Governments don’t really like coming across as authoritarian. They may do very authoritarian things, like lock up journalists and activists and human rights lawyers and pro democracy campaigners, but they’d rather these people didn’t talk about it. They like to present themselves as nice and human rights-respecting; like free speech and rule of law is something their countries have plenty of. That’s why they’re so keen to stress that when they do lock up journalists and activists and human rights lawyers and pro-democracy campaigners, it’s not because they’re journalists and activists and human rights lawyers and pro-democracy campaigners. No, no: they’re criminals you see, who, by some strange coincidence, all just happen to be journalists and activists and human rights lawyers and pro-democracy campaigners. Just look at the definitely-not-free-speech-related charges they face.

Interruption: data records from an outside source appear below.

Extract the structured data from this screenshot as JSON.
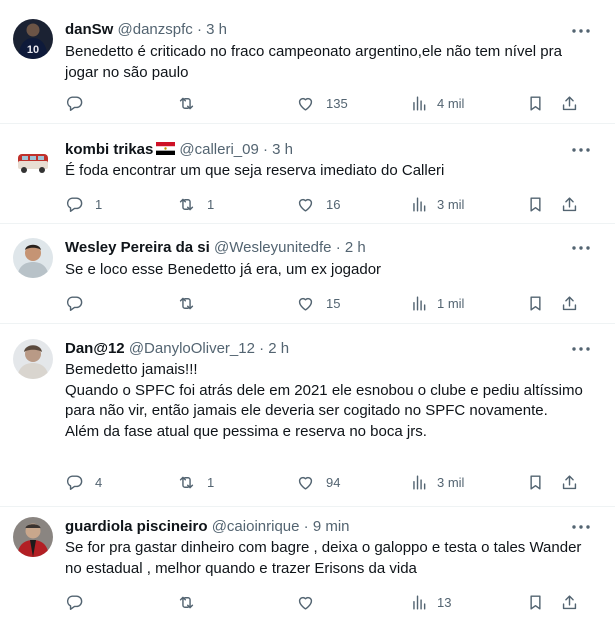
{
  "tweets": [
    {
      "name": "danSw",
      "handle": "@danzspfc",
      "dot": "·",
      "time": "3 h",
      "text": "Benedetto é criticado no fraco campeonato argentino,ele não tem nível pra jogar no são paulo",
      "replies": "",
      "retweets": "",
      "likes": "135",
      "views": "4 mil"
    },
    {
      "name": "kombi trikas",
      "handle": "@calleri_09",
      "dot": "·",
      "time": "3 h",
      "text": "É foda encontrar um que seja reserva imediato do Calleri",
      "replies": "1",
      "retweets": "1",
      "likes": "16",
      "views": "3 mil",
      "flag_colors": [
        "#ce1126",
        "#ffffff",
        "#000000"
      ]
    },
    {
      "name": "Wesley Pereira da si",
      "handle": "@Wesleyunitedfe",
      "dot": "·",
      "time": "2 h",
      "text": "Se e loco esse Benedetto já era, um ex jogador",
      "replies": "",
      "retweets": "",
      "likes": "15",
      "views": "1 mil"
    },
    {
      "name": "Dan@12",
      "handle": "@DanyloOliver_12",
      "dot": "·",
      "time": "2 h",
      "text": "Bemedetto jamais!!!\nQuando o SPFC foi atrás dele em 2021 ele esnobou o clube e pediu altíssimo para não vir, então jamais ele deveria ser cogitado no SPFC novamente.\nAlém da fase atual que pessima e reserva no boca jrs.",
      "replies": "4",
      "retweets": "1",
      "likes": "94",
      "views": "3 mil"
    },
    {
      "name": "guardiola piscineiro",
      "handle": "@caioinrique",
      "dot": "·",
      "time": "9 min",
      "text": "Se for pra gastar dinheiro com bagre , deixa o galoppo e testa o tales Wander no estadual , melhor quando e trazer Erisons da vida",
      "replies": "",
      "retweets": "",
      "likes": "",
      "views": "13"
    }
  ],
  "icons": {
    "more": "more-horizontal-icon",
    "reply": "reply-icon",
    "retweet": "retweet-icon",
    "like": "heart-icon",
    "views": "views-bar-chart-icon",
    "bookmark": "bookmark-icon",
    "share": "share-icon"
  },
  "colors": {
    "text": "#0f1419",
    "secondary": "#536471",
    "divider": "#eff3f4"
  }
}
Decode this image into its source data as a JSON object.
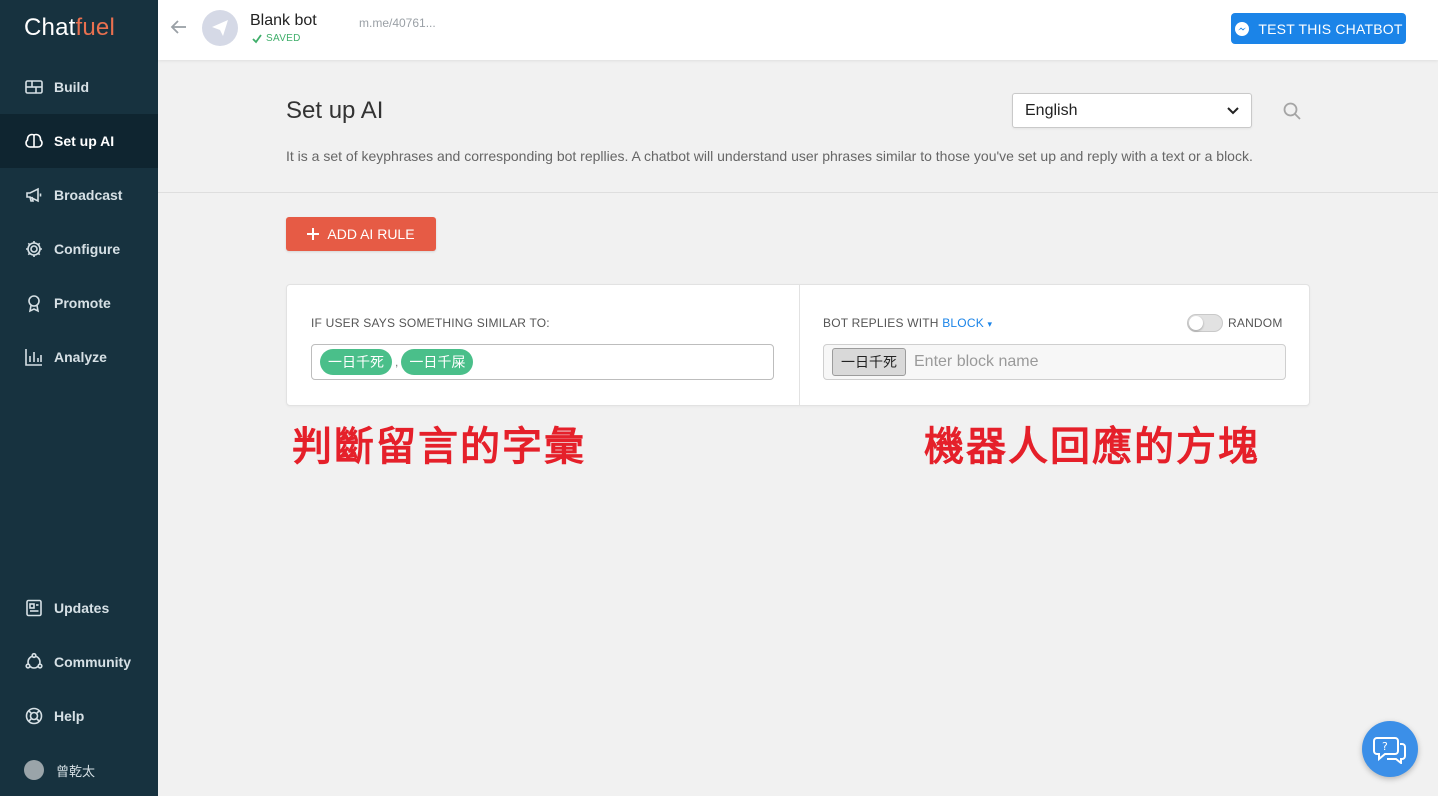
{
  "app": {
    "logo_part1": "Chat",
    "logo_part2": "fuel"
  },
  "sidebar": {
    "items": [
      {
        "label": "Build",
        "icon": "bricks-icon"
      },
      {
        "label": "Set up AI",
        "icon": "brain-icon",
        "active": true
      },
      {
        "label": "Broadcast",
        "icon": "megaphone-icon"
      },
      {
        "label": "Configure",
        "icon": "gear-icon"
      },
      {
        "label": "Promote",
        "icon": "badge-icon"
      },
      {
        "label": "Analyze",
        "icon": "bar-chart-icon"
      }
    ],
    "bottom_items": [
      {
        "label": "Updates",
        "icon": "news-icon"
      },
      {
        "label": "Community",
        "icon": "community-icon"
      },
      {
        "label": "Help",
        "icon": "lifebuoy-icon"
      },
      {
        "label": "曾乾太",
        "icon": "avatar"
      }
    ]
  },
  "header": {
    "bot_name": "Blank bot",
    "saved_status": "SAVED",
    "bot_link": "m.me/40761...",
    "test_button": "TEST THIS CHATBOT"
  },
  "page": {
    "title": "Set up AI",
    "language": "English",
    "description": "It is a set of keyphrases and corresponding bot repllies. A chatbot will understand user phrases similar to those you've set up and reply with a text or a block.",
    "add_rule_button": "ADD AI RULE"
  },
  "rule": {
    "user_says_label": "IF USER SAYS SOMETHING SIMILAR TO:",
    "phrases": [
      "一日千死",
      "一日千屎"
    ],
    "phrase_separator": ",",
    "bot_replies_label": "BOT REPLIES WITH",
    "reply_type": "BLOCK",
    "reply_type_caret": "▾",
    "random_label": "RANDOM",
    "random_enabled": false,
    "blocks": [
      "一日千死"
    ],
    "block_placeholder": "Enter block name"
  },
  "annotations": {
    "left": "判斷留言的字彙",
    "right": "機器人回應的方塊"
  },
  "colors": {
    "sidebar_bg": "#17323f",
    "accent_blue": "#1b84e8",
    "add_button": "#e65b45",
    "tag_green": "#4abf8a",
    "annotation_red": "#e5202a"
  }
}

Azerbaijani investigative journalist Khadija Ismayilova was arrested in December for inciting suicide in a former colleague — who has since told media he was pressured by authorities into making the accusation. She is now awaiting trial for “tax evasion” and “abuse of power” among other things. These new charges have, incidentally, also been slapped on a number of other Azerbaijani human rights activists in recent months.
Belorussian journalist Irina Khalip was in 2011 given a two-year suspended sentence for participating in “mass disturbance” in the aftermath of disputed presidential elections that saw Alexander Lukashenko win a fourth term in office.
Chinese dissident Zhu Yufu in 2012 faced charges of “inciting subversion of state power” over his poem “It’s time” which urged people to defend their freedoms.
Rafael Marques de Morais, an Angolan investigative journalist and campaigner, has for months been locked in a legal battle with a group of generals who he holds the generals morally responsible for human rights abuses he uncovered within the country’s diamond trade. For this they filed a series of libel suits against him. In May, it looked like the parties had come to an agreement whereby the charges would be dismissed, only for the case against Marques to unexpectedly continue — with charges including “malicious prosecution”.
Kuwaiti blogger Lawrence al-Rashidi was in 2012 sentenced to ten years in prison and fined for “insulting the prince and his powers” in poems posted to YouTube. The year before he had been accused of “spreading false news and rumours about the situation in the country” and “calling on tribes to confront the ruling regime, and bring down its transgressions”.
In January nine people in Bahrain were arrested for “misusing social media”, a charge punishable by a fine or up to two years in prison. This comes in addition to the imprisonment of Nabeel Rajab, one of country’s leading human rights defenders, in connection to a tweet.
In late 2014, Saudi women’s rights activist Souad Al-Shammari was arrested during an interrogation over some of her tweets, on charges including “calling upon society to disobey by describing society as masculine” and “using sarcasm while mentioning religious texts and religious scholars”.
Jean Anleau was arrested in 2009 for causing “financial panic” by tweeting that Guatemalans should fight corruption by withdrawing their money from banks.
Swazi Human rights lawyer Thulani Maseko and journalist and editor Bheki Makhubu in 2014 faced charges of “scandalising the judiciary”. This was based on two articles by Maseko and Makhubu criticising corruption and the lack of impartiality in the country’s judicial system.
Uzbek photographer Umida Akhmedova, whose work has been published in The New York Times and Wall Street Journal, was in 2009 charged with “damaging the country’s image” over photographs depicting life in rural Uzbekistan.
Al-Haj Ali Warrag, a leading Sudanese journalist and opposition party member, was in 2010 charged with “waging war against the state”. This came after an opinion piece where he advocated an election boycott.
Avery Ng, an activist from Hong Kong, was in 2012 charged “with nuisance crimes committed in a public place” after throwing a t-shirt featuring a drawing of the late Chinese dissident Li Wangyang at former Chinese president Hu Jintao during an official visit.
Rachid Nini, a Moroccan newspaper editor, was in 2011 sentenced to a year in prison and a fine for compromising “the security and integrity of the nation and citizens”. A number of his editorials had attempted to expose corruption in the Moroccan government.
This article was originally posted on 17 June 2015 at indexoncensorship.org